Factors influencing the intention of persons with visual impairment to adopt mobile applications based on the UTAUT model

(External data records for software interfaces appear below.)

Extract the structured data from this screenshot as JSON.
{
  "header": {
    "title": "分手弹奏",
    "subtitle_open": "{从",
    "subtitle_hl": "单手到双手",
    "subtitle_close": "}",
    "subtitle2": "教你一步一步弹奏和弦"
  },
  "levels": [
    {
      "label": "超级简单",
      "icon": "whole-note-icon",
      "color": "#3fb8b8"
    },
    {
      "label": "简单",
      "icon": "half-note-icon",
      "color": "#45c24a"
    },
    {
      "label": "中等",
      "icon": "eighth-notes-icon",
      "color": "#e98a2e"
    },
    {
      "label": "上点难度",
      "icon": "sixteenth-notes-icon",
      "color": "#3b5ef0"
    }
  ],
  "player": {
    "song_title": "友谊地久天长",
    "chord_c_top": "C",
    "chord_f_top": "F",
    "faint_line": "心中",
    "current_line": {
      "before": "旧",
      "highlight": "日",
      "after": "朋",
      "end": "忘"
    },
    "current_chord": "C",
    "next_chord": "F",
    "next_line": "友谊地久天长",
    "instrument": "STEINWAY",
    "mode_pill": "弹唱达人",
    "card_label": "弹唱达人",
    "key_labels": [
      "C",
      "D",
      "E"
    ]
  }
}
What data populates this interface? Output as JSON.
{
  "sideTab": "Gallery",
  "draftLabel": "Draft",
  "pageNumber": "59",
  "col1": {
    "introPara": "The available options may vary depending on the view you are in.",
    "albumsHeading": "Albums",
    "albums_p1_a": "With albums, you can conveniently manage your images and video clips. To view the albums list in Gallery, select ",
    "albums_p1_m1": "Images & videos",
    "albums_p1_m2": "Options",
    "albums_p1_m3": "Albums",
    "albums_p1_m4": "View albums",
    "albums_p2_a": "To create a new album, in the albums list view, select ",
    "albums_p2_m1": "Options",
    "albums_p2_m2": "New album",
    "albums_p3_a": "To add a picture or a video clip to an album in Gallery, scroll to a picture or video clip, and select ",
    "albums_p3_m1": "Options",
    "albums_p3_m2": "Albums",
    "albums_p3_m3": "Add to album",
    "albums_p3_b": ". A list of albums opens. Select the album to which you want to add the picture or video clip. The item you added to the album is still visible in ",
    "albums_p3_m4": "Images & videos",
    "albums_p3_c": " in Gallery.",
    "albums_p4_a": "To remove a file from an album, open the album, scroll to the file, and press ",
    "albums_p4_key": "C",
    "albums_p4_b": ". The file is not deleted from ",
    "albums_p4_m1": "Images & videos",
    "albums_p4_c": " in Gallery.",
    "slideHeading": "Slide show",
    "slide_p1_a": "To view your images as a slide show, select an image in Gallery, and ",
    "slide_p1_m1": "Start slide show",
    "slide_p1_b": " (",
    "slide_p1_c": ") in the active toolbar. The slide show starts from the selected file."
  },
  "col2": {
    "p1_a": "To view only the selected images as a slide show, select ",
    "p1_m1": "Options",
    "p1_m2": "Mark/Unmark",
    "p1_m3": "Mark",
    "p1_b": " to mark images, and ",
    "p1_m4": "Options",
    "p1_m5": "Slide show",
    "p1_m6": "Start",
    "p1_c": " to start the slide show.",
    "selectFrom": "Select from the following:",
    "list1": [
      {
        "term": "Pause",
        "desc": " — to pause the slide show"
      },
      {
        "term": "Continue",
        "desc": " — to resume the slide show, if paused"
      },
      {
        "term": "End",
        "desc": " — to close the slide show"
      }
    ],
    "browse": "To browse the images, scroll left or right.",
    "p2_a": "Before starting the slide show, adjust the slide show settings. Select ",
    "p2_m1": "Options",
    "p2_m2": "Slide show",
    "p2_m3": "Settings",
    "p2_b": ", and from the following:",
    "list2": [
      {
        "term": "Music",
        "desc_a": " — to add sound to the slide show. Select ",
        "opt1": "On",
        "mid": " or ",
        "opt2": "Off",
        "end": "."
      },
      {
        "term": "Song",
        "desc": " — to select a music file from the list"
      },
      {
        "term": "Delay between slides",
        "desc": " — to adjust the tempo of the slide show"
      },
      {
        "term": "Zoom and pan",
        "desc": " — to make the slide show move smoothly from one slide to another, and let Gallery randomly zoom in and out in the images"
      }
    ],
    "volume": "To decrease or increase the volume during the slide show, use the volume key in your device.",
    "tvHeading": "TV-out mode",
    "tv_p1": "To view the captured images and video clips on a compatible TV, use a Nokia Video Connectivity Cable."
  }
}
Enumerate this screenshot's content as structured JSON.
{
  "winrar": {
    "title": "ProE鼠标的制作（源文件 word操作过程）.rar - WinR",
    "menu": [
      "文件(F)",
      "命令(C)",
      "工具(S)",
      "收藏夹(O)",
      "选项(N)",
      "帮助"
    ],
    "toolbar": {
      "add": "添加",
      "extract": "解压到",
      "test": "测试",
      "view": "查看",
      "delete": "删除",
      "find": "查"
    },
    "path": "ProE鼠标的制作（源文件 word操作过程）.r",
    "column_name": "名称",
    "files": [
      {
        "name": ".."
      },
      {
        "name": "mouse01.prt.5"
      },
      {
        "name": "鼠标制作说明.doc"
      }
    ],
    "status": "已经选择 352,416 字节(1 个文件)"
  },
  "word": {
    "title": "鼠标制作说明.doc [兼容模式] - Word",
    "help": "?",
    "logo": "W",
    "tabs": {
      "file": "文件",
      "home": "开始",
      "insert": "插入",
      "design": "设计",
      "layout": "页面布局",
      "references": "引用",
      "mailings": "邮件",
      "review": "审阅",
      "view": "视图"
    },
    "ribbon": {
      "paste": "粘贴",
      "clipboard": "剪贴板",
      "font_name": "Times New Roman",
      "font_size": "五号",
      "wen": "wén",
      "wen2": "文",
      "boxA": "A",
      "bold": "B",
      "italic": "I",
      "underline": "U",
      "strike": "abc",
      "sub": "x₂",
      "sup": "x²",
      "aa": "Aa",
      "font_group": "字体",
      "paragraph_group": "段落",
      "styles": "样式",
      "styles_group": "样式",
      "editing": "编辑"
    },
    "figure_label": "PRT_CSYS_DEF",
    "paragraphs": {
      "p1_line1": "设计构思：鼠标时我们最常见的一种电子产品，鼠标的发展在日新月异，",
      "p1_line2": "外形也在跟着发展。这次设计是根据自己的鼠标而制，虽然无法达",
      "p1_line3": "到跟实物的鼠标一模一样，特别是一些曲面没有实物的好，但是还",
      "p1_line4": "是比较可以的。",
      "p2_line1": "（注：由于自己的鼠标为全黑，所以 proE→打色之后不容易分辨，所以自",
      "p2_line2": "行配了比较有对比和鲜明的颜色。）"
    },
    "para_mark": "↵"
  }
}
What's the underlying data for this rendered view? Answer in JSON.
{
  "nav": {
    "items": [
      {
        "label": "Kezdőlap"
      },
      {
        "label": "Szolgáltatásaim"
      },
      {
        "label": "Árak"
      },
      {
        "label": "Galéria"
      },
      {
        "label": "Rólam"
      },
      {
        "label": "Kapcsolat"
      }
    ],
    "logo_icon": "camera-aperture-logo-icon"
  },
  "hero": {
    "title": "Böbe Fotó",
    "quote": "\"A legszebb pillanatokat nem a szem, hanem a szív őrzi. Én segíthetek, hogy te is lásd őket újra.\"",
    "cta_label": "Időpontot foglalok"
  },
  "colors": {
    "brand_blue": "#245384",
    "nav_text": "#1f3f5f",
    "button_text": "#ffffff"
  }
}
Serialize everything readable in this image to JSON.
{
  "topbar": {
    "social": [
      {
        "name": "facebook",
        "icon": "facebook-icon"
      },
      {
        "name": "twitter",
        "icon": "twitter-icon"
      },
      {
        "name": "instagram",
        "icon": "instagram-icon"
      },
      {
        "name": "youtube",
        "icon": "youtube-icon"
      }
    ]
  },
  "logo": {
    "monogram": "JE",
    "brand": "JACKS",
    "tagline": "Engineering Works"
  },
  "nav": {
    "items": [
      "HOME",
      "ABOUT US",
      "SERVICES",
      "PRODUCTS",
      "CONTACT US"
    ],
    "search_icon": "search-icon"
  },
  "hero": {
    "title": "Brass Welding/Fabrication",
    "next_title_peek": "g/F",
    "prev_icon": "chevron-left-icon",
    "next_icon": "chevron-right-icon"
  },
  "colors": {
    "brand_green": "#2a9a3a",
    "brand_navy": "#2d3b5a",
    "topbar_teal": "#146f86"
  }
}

Despite the significance of studies related to mobile applications, little empirical research has been conducted into the factors that may affect visually impaired people’s acceptance and usage of mobile applications. This study investigated how individuals with visual impairment (VI) adopt and use mobile applications (apps) in their daily lives based on the Unified Theory of Acceptance and Use of Technology and explored what needs to be considered when developing a mobile app for people with VI. An online survey consisting of close-ended and open-ended questions was administered to a total of 259 participants with VI. Structural equation modeling was used to examine direct and moderated relationships among study variables. Thematic analysis was also conducted to analyze participants’ responses to the open-ended questions. The results of the quantitative analysis revealed that the performance expectancy significantly predicted the behavioral intention to use mobile apps, and this relationship was significantly moderated by the attitude toward mobile apps. The qualitative analysis showed that the functionality and accessibility of mobile apps were essential for improving the acceptance and usage of mobile apps for persons with visual impairment. Moreover, future mobile apps need to focus on enhancing specific features in navigation, communication, visual identification, and screen reading. The theoretical and practical implications are further discussed.
Counseling, Leadership and Special Education
Mobile application, Technology acceptance, Unified Theory of Acceptance and Use of Technology, UTAUT, Visual impairment
Moon, Hyunchang; Cheon, Jongpil; Lee, Jaehoon; Banda, Devender R.; Griffin-Shirley, Nora; and Ajuwon, Paul M., "Factors influencing the intention of persons with visual impairment to adopt mobile applications based on the UTAUT model" (2020). Articles by College of Education Faculty. 197.
Universal Access in the Information Society